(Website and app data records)
»»

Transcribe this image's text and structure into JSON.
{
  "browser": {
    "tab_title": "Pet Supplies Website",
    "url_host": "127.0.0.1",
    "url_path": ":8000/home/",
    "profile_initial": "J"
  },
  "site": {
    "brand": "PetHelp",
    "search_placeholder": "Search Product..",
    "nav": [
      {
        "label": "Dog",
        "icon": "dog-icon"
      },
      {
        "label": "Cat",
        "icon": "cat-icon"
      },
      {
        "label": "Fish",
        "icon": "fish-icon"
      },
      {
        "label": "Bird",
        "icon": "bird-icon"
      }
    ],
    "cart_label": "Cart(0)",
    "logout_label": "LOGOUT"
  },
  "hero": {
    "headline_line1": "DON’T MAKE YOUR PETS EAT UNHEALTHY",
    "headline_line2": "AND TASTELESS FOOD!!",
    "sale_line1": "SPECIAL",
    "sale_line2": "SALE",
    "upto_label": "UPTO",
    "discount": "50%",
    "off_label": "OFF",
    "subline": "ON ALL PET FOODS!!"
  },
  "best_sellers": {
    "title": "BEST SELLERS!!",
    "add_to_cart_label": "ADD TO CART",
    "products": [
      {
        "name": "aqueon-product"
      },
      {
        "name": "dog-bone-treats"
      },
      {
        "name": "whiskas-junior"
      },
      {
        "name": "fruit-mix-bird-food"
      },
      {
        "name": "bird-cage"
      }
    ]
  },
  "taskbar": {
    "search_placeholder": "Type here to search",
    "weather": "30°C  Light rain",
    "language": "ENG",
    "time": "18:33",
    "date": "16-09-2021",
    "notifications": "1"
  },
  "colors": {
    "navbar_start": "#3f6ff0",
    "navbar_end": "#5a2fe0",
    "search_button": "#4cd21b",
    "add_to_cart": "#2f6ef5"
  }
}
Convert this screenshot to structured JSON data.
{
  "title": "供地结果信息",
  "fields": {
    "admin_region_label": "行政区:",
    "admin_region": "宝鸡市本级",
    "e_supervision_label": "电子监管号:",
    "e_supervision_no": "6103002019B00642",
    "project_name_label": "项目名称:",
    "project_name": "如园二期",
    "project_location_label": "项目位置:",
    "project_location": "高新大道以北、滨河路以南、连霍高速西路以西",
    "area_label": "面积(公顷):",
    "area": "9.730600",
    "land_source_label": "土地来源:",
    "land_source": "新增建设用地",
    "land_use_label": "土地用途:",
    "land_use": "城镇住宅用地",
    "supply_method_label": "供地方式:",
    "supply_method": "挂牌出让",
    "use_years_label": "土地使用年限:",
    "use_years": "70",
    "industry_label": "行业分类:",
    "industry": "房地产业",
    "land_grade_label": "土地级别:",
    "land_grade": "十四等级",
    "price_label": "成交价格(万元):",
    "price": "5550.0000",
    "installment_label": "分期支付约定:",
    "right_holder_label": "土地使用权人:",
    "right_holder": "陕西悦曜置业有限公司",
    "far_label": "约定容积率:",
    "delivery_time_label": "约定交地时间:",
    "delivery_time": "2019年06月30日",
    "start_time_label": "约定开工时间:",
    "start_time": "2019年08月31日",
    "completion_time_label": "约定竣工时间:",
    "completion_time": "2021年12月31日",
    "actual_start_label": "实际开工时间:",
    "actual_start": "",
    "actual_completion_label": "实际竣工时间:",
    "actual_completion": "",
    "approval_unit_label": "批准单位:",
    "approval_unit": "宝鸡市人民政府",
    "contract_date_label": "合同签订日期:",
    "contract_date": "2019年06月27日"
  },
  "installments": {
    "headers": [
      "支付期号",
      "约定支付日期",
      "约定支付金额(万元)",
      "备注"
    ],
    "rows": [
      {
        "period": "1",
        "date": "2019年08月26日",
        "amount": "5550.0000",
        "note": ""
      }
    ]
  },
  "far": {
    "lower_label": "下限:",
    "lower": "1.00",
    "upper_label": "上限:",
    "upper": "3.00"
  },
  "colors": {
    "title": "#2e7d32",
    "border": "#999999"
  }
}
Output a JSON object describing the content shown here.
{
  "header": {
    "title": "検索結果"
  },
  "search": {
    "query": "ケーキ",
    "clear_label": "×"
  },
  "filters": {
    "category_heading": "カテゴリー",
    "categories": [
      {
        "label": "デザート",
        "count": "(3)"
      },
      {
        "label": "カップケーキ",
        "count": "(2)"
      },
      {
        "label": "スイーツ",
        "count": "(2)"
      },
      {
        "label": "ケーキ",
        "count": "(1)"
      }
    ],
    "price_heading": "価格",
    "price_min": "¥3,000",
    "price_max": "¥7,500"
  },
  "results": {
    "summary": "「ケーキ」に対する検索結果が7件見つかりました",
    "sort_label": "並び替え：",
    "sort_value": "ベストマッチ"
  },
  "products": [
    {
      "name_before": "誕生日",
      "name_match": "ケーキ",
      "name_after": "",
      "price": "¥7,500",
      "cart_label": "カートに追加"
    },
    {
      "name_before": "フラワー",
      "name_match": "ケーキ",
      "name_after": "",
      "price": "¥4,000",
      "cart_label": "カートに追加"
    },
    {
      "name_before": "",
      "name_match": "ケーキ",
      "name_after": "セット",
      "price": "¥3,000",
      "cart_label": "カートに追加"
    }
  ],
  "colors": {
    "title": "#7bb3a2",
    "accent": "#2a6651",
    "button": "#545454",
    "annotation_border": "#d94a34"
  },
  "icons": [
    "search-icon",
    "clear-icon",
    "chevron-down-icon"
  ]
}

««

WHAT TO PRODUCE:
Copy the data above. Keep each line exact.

ANSWER FOR THIS EXERCISE:
Transcribe this image's text and structure into JSON.
{
  "browser": {
    "tab_title": "Pet Supplies Website",
    "url_host": "127.0.0.1",
    "url_path": ":8000/home/",
    "profile_initial": "J"
  },
  "site": {
    "brand": "PetHelp",
    "search_placeholder": "Search Product..",
    "nav": [
      {
        "label": "Dog",
        "icon": "dog-icon"
      },
      {
        "label": "Cat",
        "icon": "cat-icon"
      },
      {
        "label": "Fish",
        "icon": "fish-icon"
      },
      {
        "label": "Bird",
        "icon": "bird-icon"
      }
    ],
    "cart_label": "Cart(0)",
    "logout_label": "LOGOUT"
  },
  "hero": {
    "headline_line1": "DON’T MAKE YOUR PETS EAT UNHEALTHY",
    "headline_line2": "AND TASTELESS FOOD!!",
    "sale_line1": "SPECIAL",
    "sale_line2": "SALE",
    "upto_label": "UPTO",
    "discount": "50%",
    "off_label": "OFF",
    "subline": "ON ALL PET FOODS!!"
  },
  "best_sellers": {
    "title": "BEST SELLERS!!",
    "add_to_cart_label": "ADD TO CART",
    "products": [
      {
        "name": "aqueon-product"
      },
      {
        "name": "dog-bone-treats"
      },
      {
        "name": "whiskas-junior"
      },
      {
        "name": "fruit-mix-bird-food"
      },
      {
        "name": "bird-cage"
      }
    ]
  },
  "taskbar": {
    "search_placeholder": "Type here to search",
    "weather": "30°C  Light rain",
    "language": "ENG",
    "time": "18:33",
    "date": "16-09-2021",
    "notifications": "1"
  },
  "colors": {
    "navbar_start": "#3f6ff0",
    "navbar_end": "#5a2fe0",
    "search_button": "#4cd21b",
    "add_to_cart": "#2f6ef5"
  }
}
Convert this screenshot to structured JSON data.
{
  "title": "供地结果信息",
  "fields": {
    "admin_region_label": "行政区:",
    "admin_region": "宝鸡市本级",
    "e_supervision_label": "电子监管号:",
    "e_supervision_no": "6103002019B00642",
    "project_name_label": "项目名称:",
    "project_name": "如园二期",
    "project_location_label": "项目位置:",
    "project_location": "高新大道以北、滨河路以南、连霍高速西路以西",
    "area_label": "面积(公顷):",
    "area": "9.730600",
    "land_source_label": "土地来源:",
    "land_source": "新增建设用地",
    "land_use_label": "土地用途:",
    "land_use": "城镇住宅用地",
    "supply_method_label": "供地方式:",
    "supply_method": "挂牌出让",
    "use_years_label": "土地使用年限:",
    "use_years": "70",
    "industry_label": "行业分类:",
    "industry": "房地产业",
    "land_grade_label": "土地级别:",
    "land_grade": "十四等级",
    "price_label": "成交价格(万元):",
    "price": "5550.0000",
    "installment_label": "分期支付约定:",
    "right_holder_label": "土地使用权人:",
    "right_holder": "陕西悦曜置业有限公司",
    "far_label": "约定容积率:",
    "delivery_time_label": "约定交地时间:",
    "delivery_time": "2019年06月30日",
    "start_time_label": "约定开工时间:",
    "start_time": "2019年08月31日",
    "completion_time_label": "约定竣工时间:",
    "completion_time": "2021年12月31日",
    "actual_start_label": "实际开工时间:",
    "actual_start": "",
    "actual_completion_label": "实际竣工时间:",
    "actual_completion": "",
    "approval_unit_label": "批准单位:",
    "approval_unit": "宝鸡市人民政府",
    "contract_date_label": "合同签订日期:",
    "contract_date": "2019年06月27日"
  },
  "installments": {
    "headers": [
      "支付期号",
      "约定支付日期",
      "约定支付金额(万元)",
      "备注"
    ],
    "rows": [
      {
        "period": "1",
        "date": "2019年08月26日",
        "amount": "5550.0000",
        "note": ""
      }
    ]
  },
  "far": {
    "lower_label": "下限:",
    "lower": "1.00",
    "upper_label": "上限:",
    "upper": "3.00"
  },
  "colors": {
    "title": "#2e7d32",
    "border": "#999999"
  }
}
Output a JSON object describing the content shown here.
{
  "header": {
    "title": "検索結果"
  },
  "search": {
    "query": "ケーキ",
    "clear_label": "×"
  },
  "filters": {
    "category_heading": "カテゴリー",
    "categories": [
      {
        "label": "デザート",
        "count": "(3)"
      },
      {
        "label": "カップケーキ",
        "count": "(2)"
      },
      {
        "label": "スイーツ",
        "count": "(2)"
      },
      {
        "label": "ケーキ",
        "count": "(1)"
      }
    ],
    "price_heading": "価格",
    "price_min": "¥3,000",
    "price_max": "¥7,500"
  },
  "results": {
    "summary": "「ケーキ」に対する検索結果が7件見つかりました",
    "sort_label": "並び替え：",
    "sort_value": "ベストマッチ"
  },
  "products": [
    {
      "name_before": "誕生日",
      "name_match": "ケーキ",
      "name_after": "",
      "price": "¥7,500",
      "cart_label": "カートに追加"
    },
    {
      "name_before": "フラワー",
      "name_match": "ケーキ",
      "name_after": "",
      "price": "¥4,000",
      "cart_label": "カートに追加"
    },
    {
      "name_before": "",
      "name_match": "ケーキ",
      "name_after": "セット",
      "price": "¥3,000",
      "cart_label": "カートに追加"
    }
  ],
  "colors": {
    "title": "#7bb3a2",
    "accent": "#2a6651",
    "button": "#545454",
    "annotation_border": "#d94a34"
  },
  "icons": [
    "search-icon",
    "clear-icon",
    "chevron-down-icon"
  ]
}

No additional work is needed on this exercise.